LINKS OF THE DAY
RESERVE BANK BULLETIN: The Reserve Bank today published two articles in the Reserve Bank Bulletin. The Bulletin’s first article discusses the risks created by high and rapidly rising levels of household debt. Read the Bulletin at:
BRIBERY AND CORRUPTION REPORT: Domestic bribery and corruption is both a real and growing issue in New Zealand that organisations ignore at their peril, according to a Trans-Tasman survey released to business audiences in Wellington and Auckland today. The 2015 Deloitte Bribery and Corruption Survey canvassed the views of 269 public and private sector organisations across New Zealand and Australia and found that an alarming 23% of respondents reported experiencing one or more known instances of domestic corruption in the last five years. Of these more than half occurred in the last twelve months. To read the full report, go to http://www.deloitte.com/nz/corruption.
EBOLA ONE YEAR ON: The International Red Cross and Red Crescent Movement has launched a campaign – Words Against Ebola – to promote knowledge and awareness, alleviate fear, overcome complacency, and create a community of global support to bring Ebola cases down to zero. Kiwi aid worker, Corinne Ambler who is currently working for the International Federation of Red Cross in West Africa, writes about her experiences and the word she is using to fight Ebola in her latest blog:
RENEWABLE ENERGY USE RISES: Energy and Resources Minister Simon Bridges says new figures showing renewable energy contributed almost 80 percent of New Zealand’s electricity generation last year are very encouraging.
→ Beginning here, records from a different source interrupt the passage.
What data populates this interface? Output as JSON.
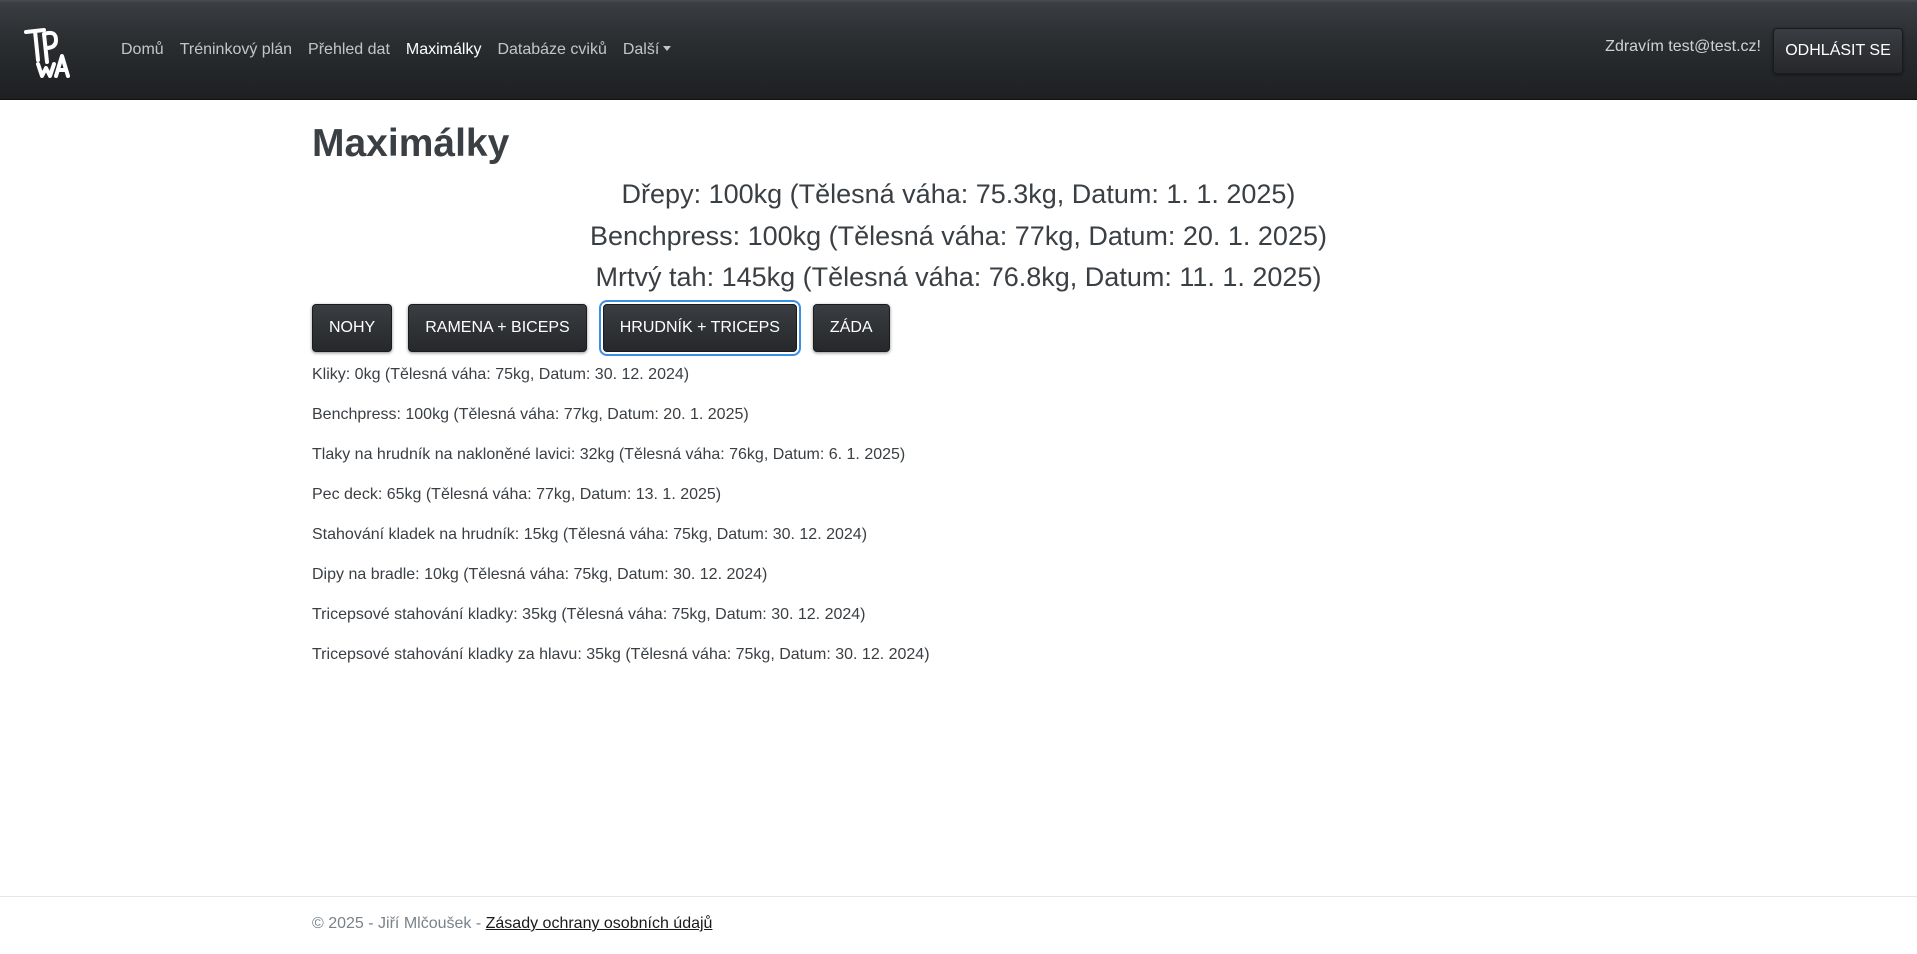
{
  "navbar": {
    "brand_alt": "TPWA",
    "links": [
      {
        "label": "Domů"
      },
      {
        "label": "Tréninkový plán"
      },
      {
        "label": "Přehled dat"
      },
      {
        "label": "Maximálky",
        "active": true
      },
      {
        "label": "Databáze cviků"
      },
      {
        "label": "Další",
        "dropdown": true
      }
    ],
    "greeting": "Zdravím test@test.cz!",
    "logout_label": "ODHLÁSIT SE"
  },
  "main": {
    "title": "Maximálky",
    "summary": [
      "Dřepy: 100kg (Tělesná váha: 75.3kg, Datum: 1. 1. 2025)",
      "Benchpress: 100kg (Tělesná váha: 77kg, Datum: 20. 1. 2025)",
      "Mrtvý tah: 145kg (Tělesná váha: 76.8kg, Datum: 11. 1. 2025)"
    ],
    "tabs": [
      {
        "label": "NOHY"
      },
      {
        "label": "RAMENA + BICEPS"
      },
      {
        "label": "HRUDNÍK + TRICEPS",
        "active": true
      },
      {
        "label": "ZÁDA"
      }
    ],
    "records": [
      "Kliky: 0kg (Tělesná váha: 75kg, Datum: 30. 12. 2024)",
      "Benchpress: 100kg (Tělesná váha: 77kg, Datum: 20. 1. 2025)",
      "Tlaky na hrudník na nakloněné lavici: 32kg (Tělesná váha: 76kg, Datum: 6. 1. 2025)",
      "Pec deck: 65kg (Tělesná váha: 77kg, Datum: 13. 1. 2025)",
      "Stahování kladek na hrudník: 15kg (Tělesná váha: 75kg, Datum: 30. 12. 2024)",
      "Dipy na bradle: 10kg (Tělesná váha: 75kg, Datum: 30. 12. 2024)",
      "Tricepsové stahování kladky: 35kg (Tělesná váha: 75kg, Datum: 30. 12. 2024)",
      "Tricepsové stahování kladky za hlavu: 35kg (Tělesná váha: 75kg, Datum: 30. 12. 2024)"
    ]
  },
  "footer": {
    "copyright": "© 2025 - Jiří Mlčoušek - ",
    "privacy_link": "Zásady ochrany osobních údajů"
  },
  "colors": {
    "navbar_bg": "#26282b",
    "active_focus_ring": "#3b8fe0",
    "text": "#3a3f44"
  }
}
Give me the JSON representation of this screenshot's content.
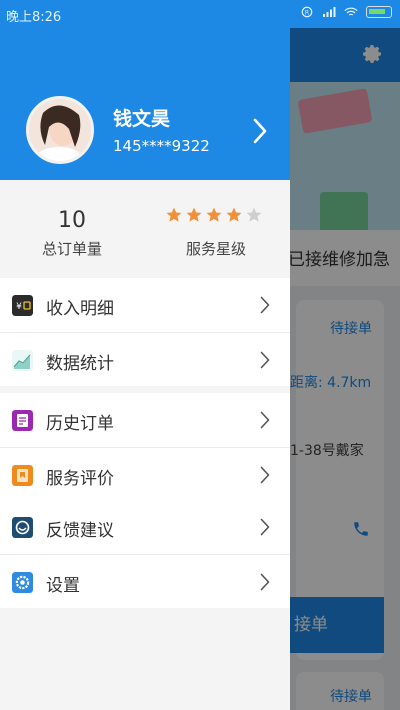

At 79.9 percent, the share of renewable electricity generation in 2014 is the highest it has been since 1996. The figures were released today in the Ministry of Business, Innovation and Employment’s December quarter 2014 edition of the NZ Energy Quarterly, which is available here:
REGIONAL TOURISM INDICATORS RELEASED: Today, the Ministry of Business, Innovation & Employment released the Regional Tourism Indicators (RTI) for February 2015. The RTI are based on electronic card transaction data and provide regular updates on both international and domestic tourism expenditure at a regional level. For more detailed information on the RTI series:
HIGH NUMBER APPLY FOR TEACHER FUND: Education Minister Hekia Parata has welcomed the more than 200 applications for the first round of the $10 million Teacher-led Innovation Fund. The new fund is part of the government’s $359 million Investing in Educational Success Initiative and provides funding for teachers to develop innovative ideas to be put into practice and shared across schools. “The high number of applications received reflects the passion and commitment of teachers to develop further good practice and share some of the great ideas and successes that are already happening in many kura and schools across the country,” says Ms Parata. More information can be found here:
PRIME MINISTER’S BUSINESS SCHOLARSHIPS OPEN:
Economic Development Minister Steven Joyce is encouraging senior managers, executives and business owners who want to expand their international expertise to apply for the 2015 Prime Minister’s Business Scholarships. Entries open today for the scholarships, which cover up to 50 percent of the course-related costs of attending an international learning institution. They are designed to grow skills and business capability to make New Zealand firms more internationally competitive, Mr Joyce says.Applications for the scholarships close on 11 May 2015. For more information: www.mbie.govt.nz/what-we-do/prime-ministers-business-scholarships
And that’s our sampling of the day that was on Thursday 26th March 2015.